Tim does a great job exposing the problems with the complaints about due process and consent decrees, as Mike initially discussed. I want to add two more thoughts.
First, the mistake people are making is to assume that only the state or a state actor can provide process and thus to settle or enter "consent decrees."But any large organization can (and frequently does) accord process as part of its decision making. Think about how, say, a private university adjudicates student disciplinary matters. Providing process does not make a private entity a state actor. But a private entity that provides process can accord whatever process it believes is fair or appropriate; it is not bound by constitutional notions of what process is due, but only what its members (and perhaps the public) regard as fair. Similarly, if a private entity wants to call the resolution of its private processes a "consent decree," it is free to do so, without any state action or constitutional implications.

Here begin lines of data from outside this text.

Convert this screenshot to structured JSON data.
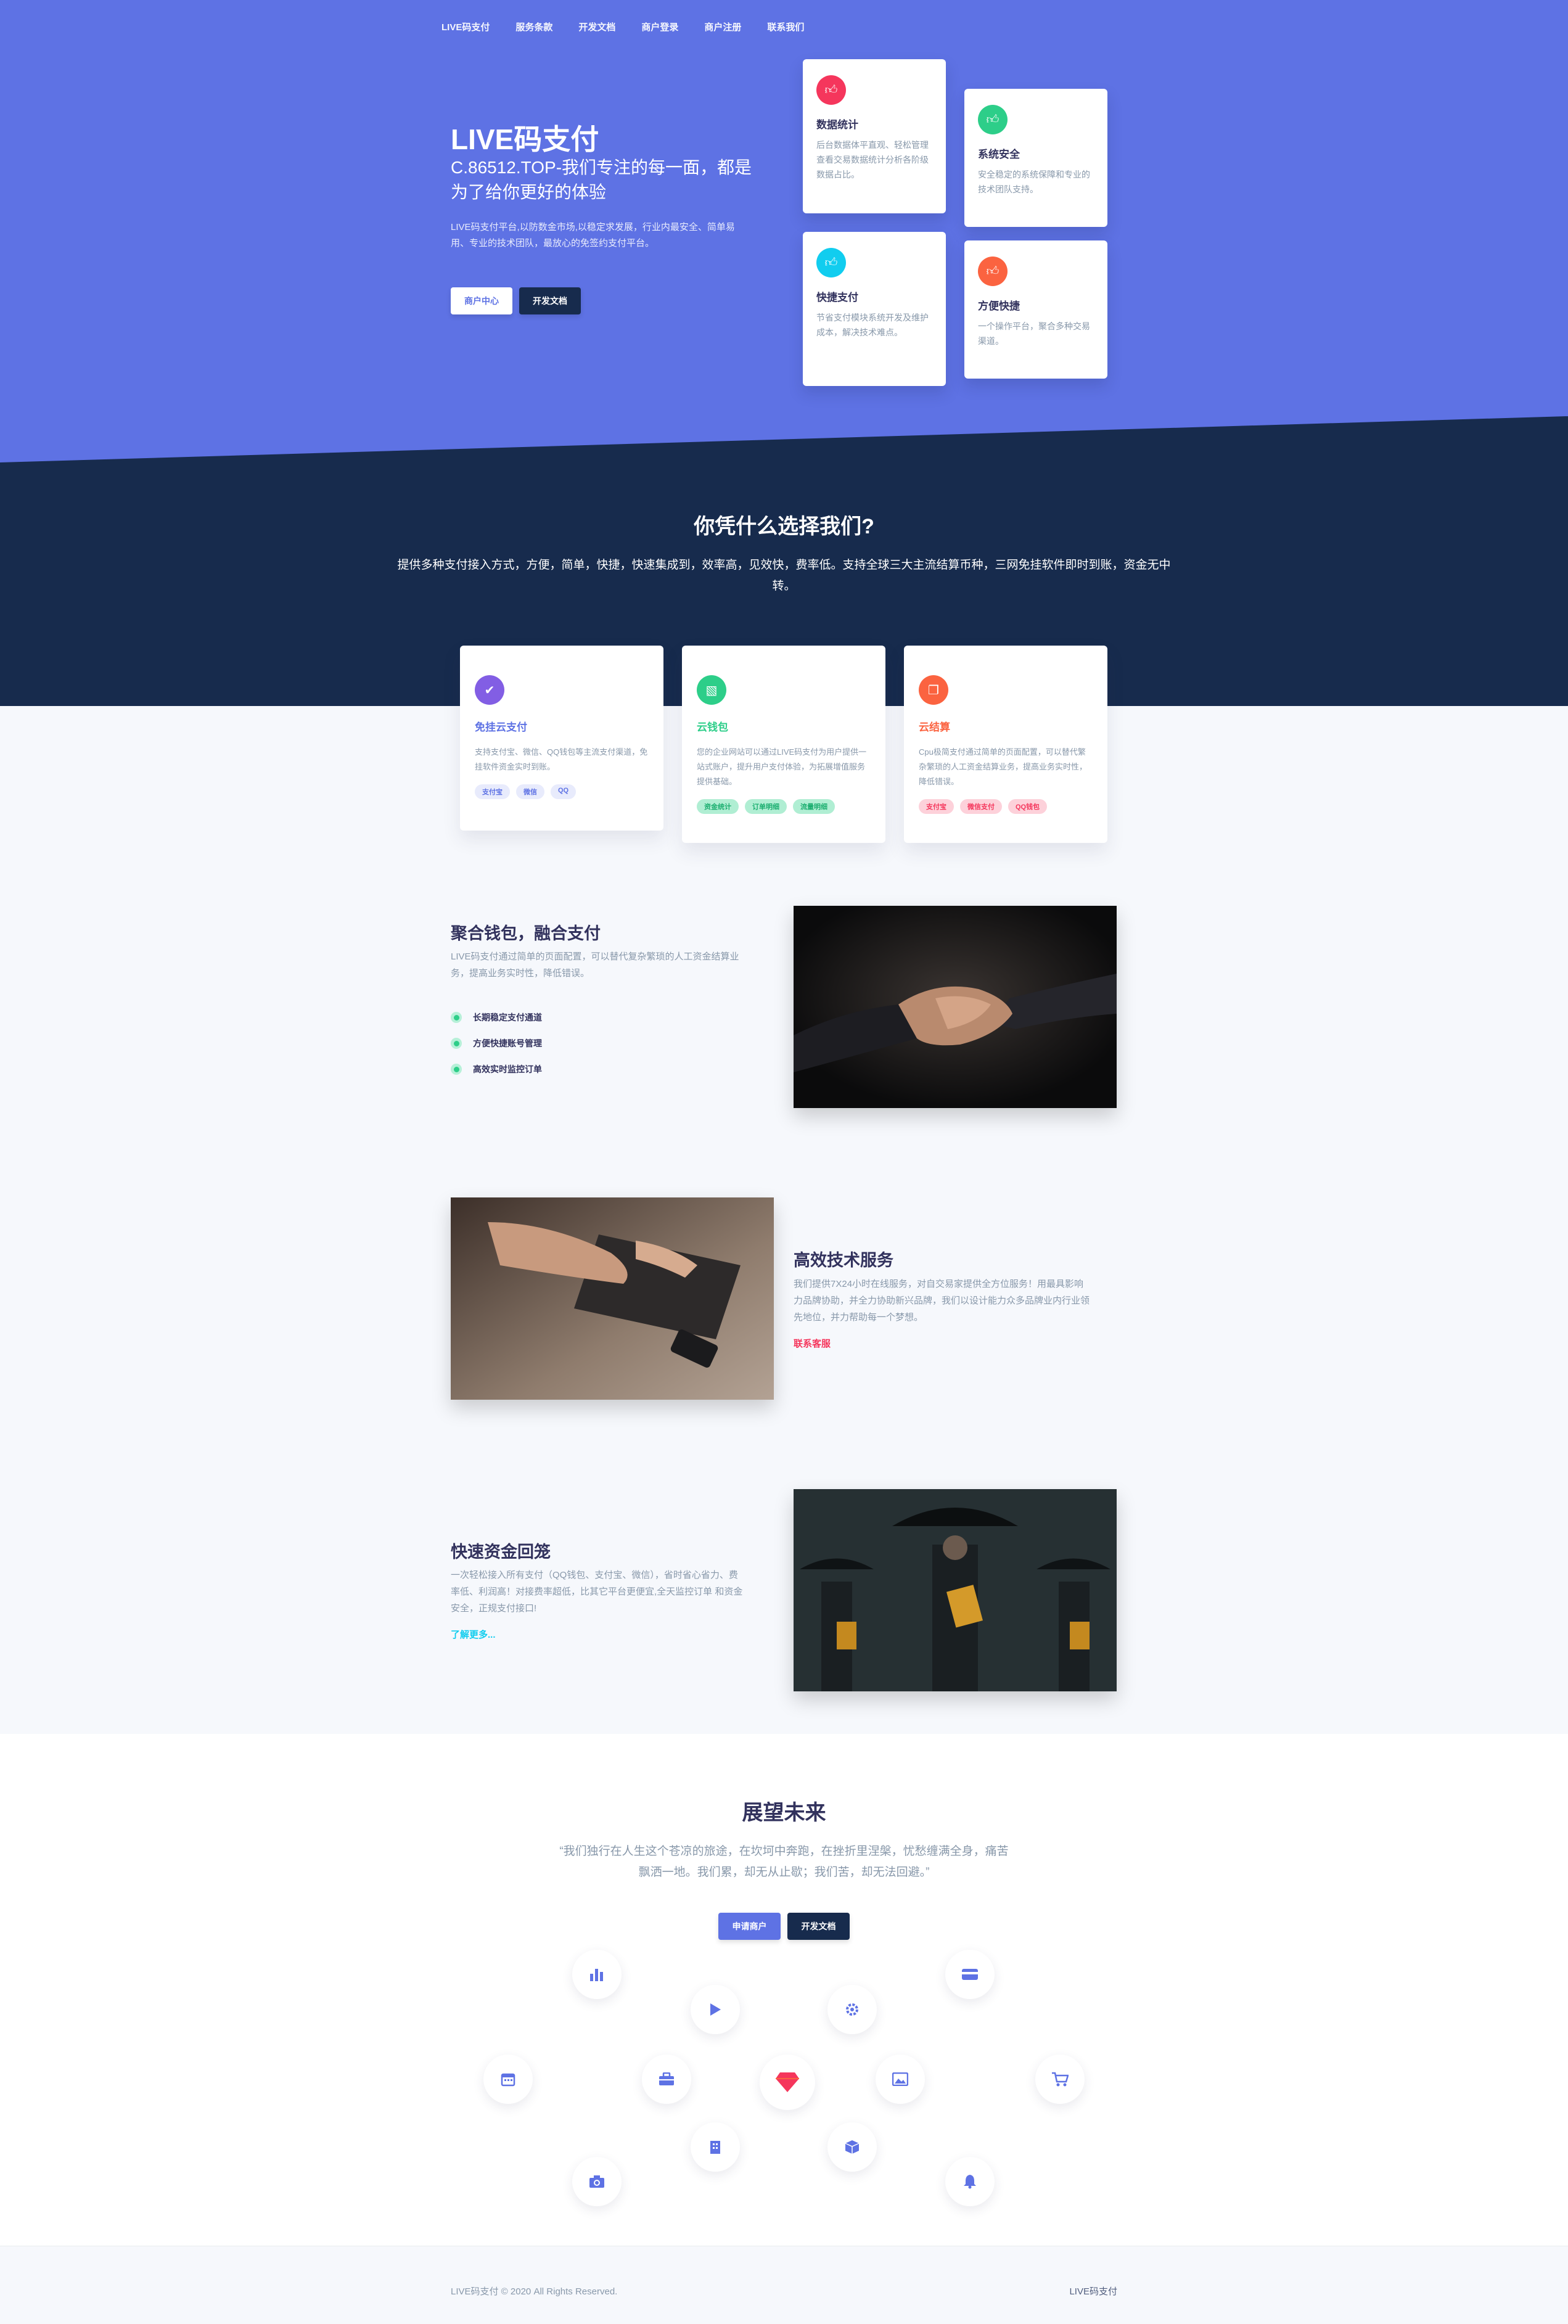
{
  "colors": {
    "primary": "#5e72e4",
    "dark": "#172b4d",
    "red": "#f5365c",
    "teal": "#2dce89",
    "cyan": "#11cdef",
    "orange": "#fb6340",
    "indigo": "#825ee4"
  },
  "nav": [
    "LIVE码支付",
    "服务条款",
    "开发文档",
    "商户登录",
    "商户注册",
    "联系我们"
  ],
  "hero": {
    "title": "LIVE码支付",
    "subtitle": "C.86512.TOP-我们专注的每一面，都是为了给你更好的体验",
    "desc": "LIVE码支付平台,以防数金市场,以稳定求发展，行业内最安全、简单易用、专业的技术团队，最放心的免签约支付平台。",
    "btn_merchant": "商户中心",
    "btn_docs": "开发文档"
  },
  "features": [
    {
      "icon": "thumb-icon",
      "title": "数据统计",
      "desc": "后台数据体平直观、轻松管理查看交易数据统计分析各阶级数据占比。"
    },
    {
      "icon": "thumb-icon",
      "title": "系统安全",
      "desc": "安全稳定的系统保障和专业的技术团队支持。"
    },
    {
      "icon": "thumb-icon",
      "title": "快捷支付",
      "desc": "节省支付模块系统开发及维护成本，解决技术难点。"
    },
    {
      "icon": "thumb-icon",
      "title": "方便快捷",
      "desc": "一个操作平台，聚合多种交易渠道。"
    }
  ],
  "why": {
    "title": "你凭什么选择我们?",
    "desc": "提供多种支付接入方式，方便，简单，快捷，快速集成到，效率高，见效快，费率低。支持全球三大主流结算币种，三网免挂软件即时到账，资金无中转。"
  },
  "services": [
    {
      "title": "免挂云支付",
      "desc": "支持支付宝、微信、QQ钱包等主流支付渠道，免挂软件资金实时到账。",
      "tags": [
        "支付宝",
        "微信",
        "QQ"
      ]
    },
    {
      "title": "云钱包",
      "desc": "您的企业网站可以通过LIVE码支付为用户提供一站式账户，提升用户支付体验，为拓展增值服务提供基础。",
      "tags": [
        "资金统计",
        "订单明细",
        "流量明细"
      ]
    },
    {
      "title": "云结算",
      "desc": "Cpu极简支付通过简单的页面配置，可以替代繁杂繁琐的人工资金结算业务，提高业务实时性，降低错误。",
      "tags": [
        "支付宝",
        "微信支付",
        "QQ钱包"
      ]
    }
  ],
  "sec1": {
    "title": "聚合钱包，融合支付",
    "desc": "LIVE码支付通过简单的页面配置，可以替代复杂繁琐的人工资金结算业务，提高业务实时性，降低错误。",
    "items": [
      "长期稳定支付通道",
      "方便快捷账号管理",
      "高效实时监控订单"
    ]
  },
  "sec2": {
    "title": "高效技术服务",
    "desc": "我们提供7X24小时在线服务，对自交易家提供全方位服务！用最具影响力品牌协助，并全力协助新兴品牌，我们以设计能力众多品牌业内行业领先地位，并力帮助每一个梦想。",
    "link": "联系客服"
  },
  "sec3": {
    "title": "快速资金回笼",
    "desc": "一次轻松接入所有支付（QQ钱包、支付宝、微信），省时省心省力、费率低、利润高！对接费率超低，比其它平台更便宜,全天监控订单 和资金安全，正规支付接口!",
    "link": "了解更多..."
  },
  "future": {
    "title": "展望未来",
    "desc": "“我们独行在人生这个苍凉的旅途，在坎坷中奔跑，在挫折里涅槃，忧愁缠满全身，痛苦飘洒一地。我们累，却无从止歇；我们苦，却无法回避。”",
    "btn_apply": "申请商户",
    "btn_docs": "开发文档",
    "icons": [
      "bar-chart-icon",
      "credit-card-icon",
      "play-icon",
      "gear-icon",
      "calendar-icon",
      "briefcase-icon",
      "diamond-icon",
      "image-icon",
      "cart-icon",
      "building-icon",
      "box-icon",
      "camera-icon",
      "bell-icon"
    ]
  },
  "footer": {
    "copyright": "LIVE码支付 © 2020 All Rights Reserved.",
    "brand": "LIVE码支付"
  }
}
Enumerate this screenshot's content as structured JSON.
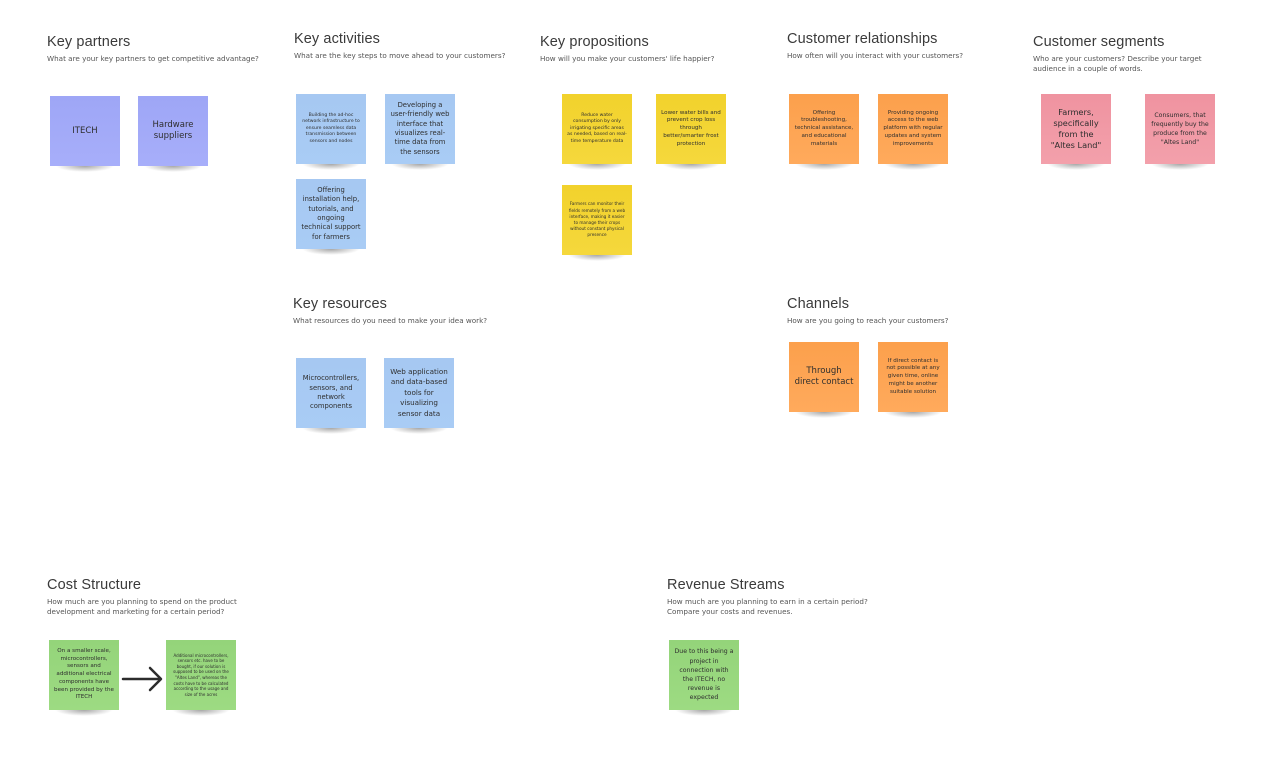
{
  "board": {
    "sections": {
      "key_partners": {
        "title": "Key partners",
        "subtitle": "What are your key partners to get competitive advantage?",
        "notes": [
          "ITECH",
          "Hardware suppliers"
        ],
        "color": "#a3abf8"
      },
      "key_activities": {
        "title": "Key activities",
        "subtitle": "What are the key steps to move ahead to your customers?",
        "notes": [
          "Building the ad-hoc network infrastructure to ensure seamless data transmission between sensors and nodes",
          "Developing a user-friendly web interface that visualizes real-time data from the sensors",
          "Offering installation help, tutorials, and ongoing technical support for farmers"
        ],
        "color": "#a8caf4"
      },
      "key_propositions": {
        "title": "Key propositions",
        "subtitle": "How will you make your customers' life happier?",
        "notes": [
          "Reduce water consumption by only irrigating specific areas as needed, based on real-time temperature data",
          "Lower water bills and prevent crop loss through better/smarter frost protection",
          "Farmers can monitor their fields remotely from a web interface, making it easier to manage their crops without constant physical presence"
        ],
        "color": "#f4d534"
      },
      "customer_relationships": {
        "title": "Customer relationships",
        "subtitle": "How often will you interact with your customers?",
        "notes": [
          "Offering troubleshooting, technical assistance, and educational materials",
          "Providing ongoing access to the web platform with regular updates and system improvements"
        ],
        "color": "#fda554"
      },
      "customer_segments": {
        "title": "Customer segments",
        "subtitle": "Who are your customers? Describe your target audience in a couple of words.",
        "notes": [
          "Farmers, specifically from the \"Altes Land\"",
          "Consumers, that frequently buy the produce from the \"Altes Land\""
        ],
        "color": "#f199a6"
      },
      "key_resources": {
        "title": "Key resources",
        "subtitle": "What resources do you need to make your idea work?",
        "notes": [
          "Microcontrollers, sensors, and network components",
          "Web application and data-based tools for visualizing sensor data"
        ],
        "color": "#a8caf4"
      },
      "channels": {
        "title": "Channels",
        "subtitle": "How are you going to reach your customers?",
        "notes": [
          "Through direct contact",
          "If direct contact is not possible at any given time, online might be another suitable solution"
        ],
        "color": "#fda554"
      },
      "cost_structure": {
        "title": "Cost Structure",
        "subtitle": "How much are you planning to spend on the product development and marketing for a certain period?",
        "notes": [
          "On a smaller scale, microcontrollers, sensors and additional electrical components have been provided by the ITECH",
          "Additional microcontrollers, sensors etc. have to be bought, if our solution is supposed to be used on the \"Altes Land\", whereas the costs have to be calculated according to the usage and size of the acres"
        ],
        "connector_icon": "arrow-right-icon",
        "color": "#98d77e"
      },
      "revenue_streams": {
        "title": "Revenue Streams",
        "subtitle": "How much are you planning to earn in a certain period? Compare your costs and revenues.",
        "notes": [
          "Due to this being a project in connection with the ITECH, no revenue is expected"
        ],
        "color": "#98d77e"
      }
    }
  }
}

Second, it is worth considering how we should understand the Freeh Report from a due process perspective. The Paterno family has repeatedly (after thes tatue was removed and again after the penalties were announced) complained that their lawyers never were given an opportunity to cross-examine witnesses or to call and question their own witnesses. The Freeh Report thus was a one-sided "prosecutor's brief," and PSU's and the NCAA's reliance on the Report disregards due process.
But another way to look at the Freeh Report is as a decision by a judge in an inquisitorial judicial system, where the judge, acting as a neutral factfinder, gathers information himself. Attorney involvement and control and cross-examination of witnesses are not a core part of these proceedings; thejudge is charged with calling and questioning witnesses and gathering evidence to make a decision, including finding facts and drawing inferences. This certainly sounds like Freeh's charge from the Penn State Board of Trustees andit certainly sounds like what the Freeh Report sought to do. While different from the adversarial system that generally (although not exclusively) prevails in the United States, it cannot be that reliance on inquisitorial processes violates due process.